Syria: From friend to foe
As Turkey’s Customs and Trade Minister Hayati Yazıcı sighed relief on the failure of an ambitious project with Syria, he was also providing a stark example of Ankara’s breathtaking U-turn regarding relations with Damascus. It was “fortunate,” in the words of Minister Yazıcı that the agreement to establish a joint customs gate fell through.
Indeed, such a scheme could have been an embarrassment for Turkey, considering the increasingly aggressive policy regarding the Bashar al-Assad regime. After all, a “joint-use customs gate” is a rare example of strong ties and confidence between countries.
Those ties culminated with the “High Level Strategic Cooperation Agreement” signed between Turkey and Syria on Sept. 16, 2009, which ended visa requirements for visits under 90 days for citizens of both countries. Assad and Turkish PM Recep Tayyip Erdoğan enjoyed such good ties that the two governments held joint Cabinet meetings on Oct. 13, 2009 in Aleppo and Gaziantep, followed by a joint military exercise.
Those were the “golden days” of analysts who claimed that Turkey was “choosing East over West,” and that there was a “growing rift” between Ankara and Washington.
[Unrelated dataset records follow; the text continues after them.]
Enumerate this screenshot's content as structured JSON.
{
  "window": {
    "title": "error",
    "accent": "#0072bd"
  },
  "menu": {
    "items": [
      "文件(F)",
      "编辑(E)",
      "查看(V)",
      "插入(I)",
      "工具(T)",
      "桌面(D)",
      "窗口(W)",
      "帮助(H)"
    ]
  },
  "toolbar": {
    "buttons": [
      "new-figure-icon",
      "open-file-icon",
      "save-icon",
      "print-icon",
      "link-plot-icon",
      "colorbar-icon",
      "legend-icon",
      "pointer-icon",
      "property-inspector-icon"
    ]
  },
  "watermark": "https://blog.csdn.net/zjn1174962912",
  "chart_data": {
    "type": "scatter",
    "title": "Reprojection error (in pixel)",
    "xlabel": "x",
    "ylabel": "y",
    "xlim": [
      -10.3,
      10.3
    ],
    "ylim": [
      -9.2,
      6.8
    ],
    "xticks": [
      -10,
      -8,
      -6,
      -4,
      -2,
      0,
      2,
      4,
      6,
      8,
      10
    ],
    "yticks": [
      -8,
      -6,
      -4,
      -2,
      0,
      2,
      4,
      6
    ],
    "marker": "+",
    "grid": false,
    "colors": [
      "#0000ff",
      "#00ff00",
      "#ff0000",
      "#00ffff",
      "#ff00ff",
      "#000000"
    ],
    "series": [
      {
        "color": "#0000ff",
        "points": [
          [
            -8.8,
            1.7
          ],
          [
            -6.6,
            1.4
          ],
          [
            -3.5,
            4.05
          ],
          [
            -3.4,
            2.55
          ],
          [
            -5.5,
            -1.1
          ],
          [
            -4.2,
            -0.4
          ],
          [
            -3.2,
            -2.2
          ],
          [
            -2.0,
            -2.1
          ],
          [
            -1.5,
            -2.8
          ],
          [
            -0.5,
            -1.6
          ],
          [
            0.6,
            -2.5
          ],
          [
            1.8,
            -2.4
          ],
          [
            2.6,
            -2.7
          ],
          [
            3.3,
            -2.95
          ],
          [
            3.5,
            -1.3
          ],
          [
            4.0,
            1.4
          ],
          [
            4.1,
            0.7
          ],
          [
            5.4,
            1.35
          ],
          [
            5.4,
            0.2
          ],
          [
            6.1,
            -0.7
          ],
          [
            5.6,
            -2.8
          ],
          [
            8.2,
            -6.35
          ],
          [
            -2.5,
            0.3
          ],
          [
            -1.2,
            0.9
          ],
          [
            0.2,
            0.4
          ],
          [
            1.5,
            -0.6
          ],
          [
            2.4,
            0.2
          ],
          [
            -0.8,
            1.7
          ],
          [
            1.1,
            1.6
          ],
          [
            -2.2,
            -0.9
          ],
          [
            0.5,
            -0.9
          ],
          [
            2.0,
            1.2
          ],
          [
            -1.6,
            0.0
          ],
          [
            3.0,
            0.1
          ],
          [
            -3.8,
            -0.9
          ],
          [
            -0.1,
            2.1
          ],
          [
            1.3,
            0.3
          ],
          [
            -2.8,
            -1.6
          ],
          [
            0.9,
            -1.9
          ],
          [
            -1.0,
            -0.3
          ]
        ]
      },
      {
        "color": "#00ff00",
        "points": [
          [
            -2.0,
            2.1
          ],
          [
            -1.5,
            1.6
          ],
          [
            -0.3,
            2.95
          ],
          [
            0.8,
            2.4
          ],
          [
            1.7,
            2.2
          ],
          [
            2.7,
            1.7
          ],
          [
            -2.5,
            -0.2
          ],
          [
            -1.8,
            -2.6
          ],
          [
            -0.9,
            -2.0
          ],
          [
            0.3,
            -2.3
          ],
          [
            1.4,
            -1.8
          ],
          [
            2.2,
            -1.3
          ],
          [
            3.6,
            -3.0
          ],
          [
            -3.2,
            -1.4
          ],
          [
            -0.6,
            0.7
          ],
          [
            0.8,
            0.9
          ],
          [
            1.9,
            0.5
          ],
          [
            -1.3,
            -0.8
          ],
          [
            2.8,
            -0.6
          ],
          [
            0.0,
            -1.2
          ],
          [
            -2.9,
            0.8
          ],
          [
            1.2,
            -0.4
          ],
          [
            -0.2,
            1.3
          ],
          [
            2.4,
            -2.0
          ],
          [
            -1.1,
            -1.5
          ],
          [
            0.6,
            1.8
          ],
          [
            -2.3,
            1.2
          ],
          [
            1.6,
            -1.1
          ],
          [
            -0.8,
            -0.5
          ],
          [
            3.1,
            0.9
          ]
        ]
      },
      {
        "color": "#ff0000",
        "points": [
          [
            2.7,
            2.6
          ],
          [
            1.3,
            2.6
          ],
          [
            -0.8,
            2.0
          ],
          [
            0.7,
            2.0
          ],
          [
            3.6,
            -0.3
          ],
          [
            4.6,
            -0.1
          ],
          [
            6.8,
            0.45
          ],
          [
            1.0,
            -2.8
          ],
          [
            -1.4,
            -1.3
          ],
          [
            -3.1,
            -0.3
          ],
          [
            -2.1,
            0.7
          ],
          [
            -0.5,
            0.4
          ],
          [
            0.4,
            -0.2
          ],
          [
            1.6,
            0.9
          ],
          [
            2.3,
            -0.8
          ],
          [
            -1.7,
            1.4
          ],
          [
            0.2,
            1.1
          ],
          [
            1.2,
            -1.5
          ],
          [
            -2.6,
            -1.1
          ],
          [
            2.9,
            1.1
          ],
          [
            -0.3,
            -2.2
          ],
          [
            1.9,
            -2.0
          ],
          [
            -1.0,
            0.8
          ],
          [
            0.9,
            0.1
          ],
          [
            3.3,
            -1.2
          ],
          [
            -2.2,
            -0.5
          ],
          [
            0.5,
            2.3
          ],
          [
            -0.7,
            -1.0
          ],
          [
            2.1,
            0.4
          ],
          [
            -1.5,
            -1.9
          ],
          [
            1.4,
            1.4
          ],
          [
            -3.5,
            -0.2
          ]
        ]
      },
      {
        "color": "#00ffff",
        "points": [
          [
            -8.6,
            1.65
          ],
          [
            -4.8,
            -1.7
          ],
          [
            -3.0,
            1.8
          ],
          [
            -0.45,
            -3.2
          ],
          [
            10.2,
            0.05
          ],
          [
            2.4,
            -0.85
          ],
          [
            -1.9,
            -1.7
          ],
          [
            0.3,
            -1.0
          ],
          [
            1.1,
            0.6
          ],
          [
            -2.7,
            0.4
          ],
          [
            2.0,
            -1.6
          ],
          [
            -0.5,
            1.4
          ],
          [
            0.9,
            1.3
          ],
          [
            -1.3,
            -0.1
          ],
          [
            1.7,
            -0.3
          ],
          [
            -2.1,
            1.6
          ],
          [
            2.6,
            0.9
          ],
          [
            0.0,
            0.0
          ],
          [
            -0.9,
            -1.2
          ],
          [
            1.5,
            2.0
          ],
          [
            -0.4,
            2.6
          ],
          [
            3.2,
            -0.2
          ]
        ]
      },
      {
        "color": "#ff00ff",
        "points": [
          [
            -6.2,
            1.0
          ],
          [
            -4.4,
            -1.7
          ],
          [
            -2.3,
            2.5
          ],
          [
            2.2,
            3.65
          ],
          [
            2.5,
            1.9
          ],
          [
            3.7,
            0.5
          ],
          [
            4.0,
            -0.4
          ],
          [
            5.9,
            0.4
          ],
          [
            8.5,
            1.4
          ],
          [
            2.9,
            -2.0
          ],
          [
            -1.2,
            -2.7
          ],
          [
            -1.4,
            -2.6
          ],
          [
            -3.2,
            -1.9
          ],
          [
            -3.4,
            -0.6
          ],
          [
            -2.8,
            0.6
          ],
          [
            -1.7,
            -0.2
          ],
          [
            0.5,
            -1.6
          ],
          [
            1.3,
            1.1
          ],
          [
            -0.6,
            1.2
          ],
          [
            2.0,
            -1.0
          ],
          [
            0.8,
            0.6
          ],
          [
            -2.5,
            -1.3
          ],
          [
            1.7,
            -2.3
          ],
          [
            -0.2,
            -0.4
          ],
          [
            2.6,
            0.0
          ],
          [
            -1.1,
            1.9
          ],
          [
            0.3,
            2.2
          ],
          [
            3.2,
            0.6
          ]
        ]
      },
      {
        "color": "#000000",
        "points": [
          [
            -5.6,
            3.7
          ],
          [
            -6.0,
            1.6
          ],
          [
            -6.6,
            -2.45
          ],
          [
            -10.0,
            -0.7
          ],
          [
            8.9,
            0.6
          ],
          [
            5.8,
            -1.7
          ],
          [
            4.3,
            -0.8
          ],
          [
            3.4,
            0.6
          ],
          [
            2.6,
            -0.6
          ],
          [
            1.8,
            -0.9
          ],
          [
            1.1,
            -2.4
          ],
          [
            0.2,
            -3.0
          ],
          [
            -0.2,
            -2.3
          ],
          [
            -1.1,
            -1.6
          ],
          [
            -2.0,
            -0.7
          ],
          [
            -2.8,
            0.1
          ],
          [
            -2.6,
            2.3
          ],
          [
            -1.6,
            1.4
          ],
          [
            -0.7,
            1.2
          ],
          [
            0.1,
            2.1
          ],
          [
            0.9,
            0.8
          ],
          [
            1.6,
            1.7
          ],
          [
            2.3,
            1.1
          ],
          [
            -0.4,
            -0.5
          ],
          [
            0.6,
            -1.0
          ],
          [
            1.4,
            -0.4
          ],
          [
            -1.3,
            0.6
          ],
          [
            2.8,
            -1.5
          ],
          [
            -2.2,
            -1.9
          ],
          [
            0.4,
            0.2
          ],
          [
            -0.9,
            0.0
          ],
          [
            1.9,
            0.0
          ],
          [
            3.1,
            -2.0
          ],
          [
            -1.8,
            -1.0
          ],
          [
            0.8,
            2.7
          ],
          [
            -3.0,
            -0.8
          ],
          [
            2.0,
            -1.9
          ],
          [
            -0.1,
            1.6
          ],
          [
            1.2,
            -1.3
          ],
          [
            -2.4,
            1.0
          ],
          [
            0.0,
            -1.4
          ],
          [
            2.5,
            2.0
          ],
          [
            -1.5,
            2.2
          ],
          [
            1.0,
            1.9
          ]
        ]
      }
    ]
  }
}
Their opinions frequently showed up in major Western newspapers and magazines.
Not anymore. The Turkish government now is positioned at the sharp end of the sword that dangles over Damascus, lending full support to Syrian opposition groups and urging other nations to “join the struggle.” In this respect, today’s visit to Ankara by French Foreign Minister Alain Juppe could be crucial, as the two countries that nurture separate “Syrian oppositions” could forge a tactical alliance. If that happens, it will also be of interest whether this alliance will spread over to Libya, which looks increasingly unstable after the bloody overthrow of Moammar Gadhafi.
Meanwhile, Turkey-Syria trade, amounting to $2.5 billion last year, will inevitably suffer. Turkish companies’ investments in Syria have reached $260 million, according to official data. Apart from this, Turkey uses Syria as a “transport route” to deliver goods to other Middle Eastern markets.
Focusing on the effects of sanctions against Damascus, Said Hirsh of Capital Economics estimates that Syria’s gross domestic product (GDP) may contract by 10 percent in the next 12 months. This estimate excludes the possibility of imposed no-fly zones, buffer zones or a maritime blockade. If such harsher penalties come into effect, the blow would become much more pronounced. Meanwhile, Syria’s merchandise exports could be halved in the same period, Hirsh estimates, noting that these account for a quarter of Syrian GDP.
Syria’s economy accounts for only 3 percent of the Arab world’s output, and Turkey’s exports totaled $1.86 billion last year - not much compared to, say, Iraq, which bought $6.6 billion of goods from Turkey this year. Still, business losses should be expected especially in Turkish border cities, which thrived on improving ties with Damascus until a few months ago. They should have prepared for what the most pragmatic government in Turkish history is capable of doing.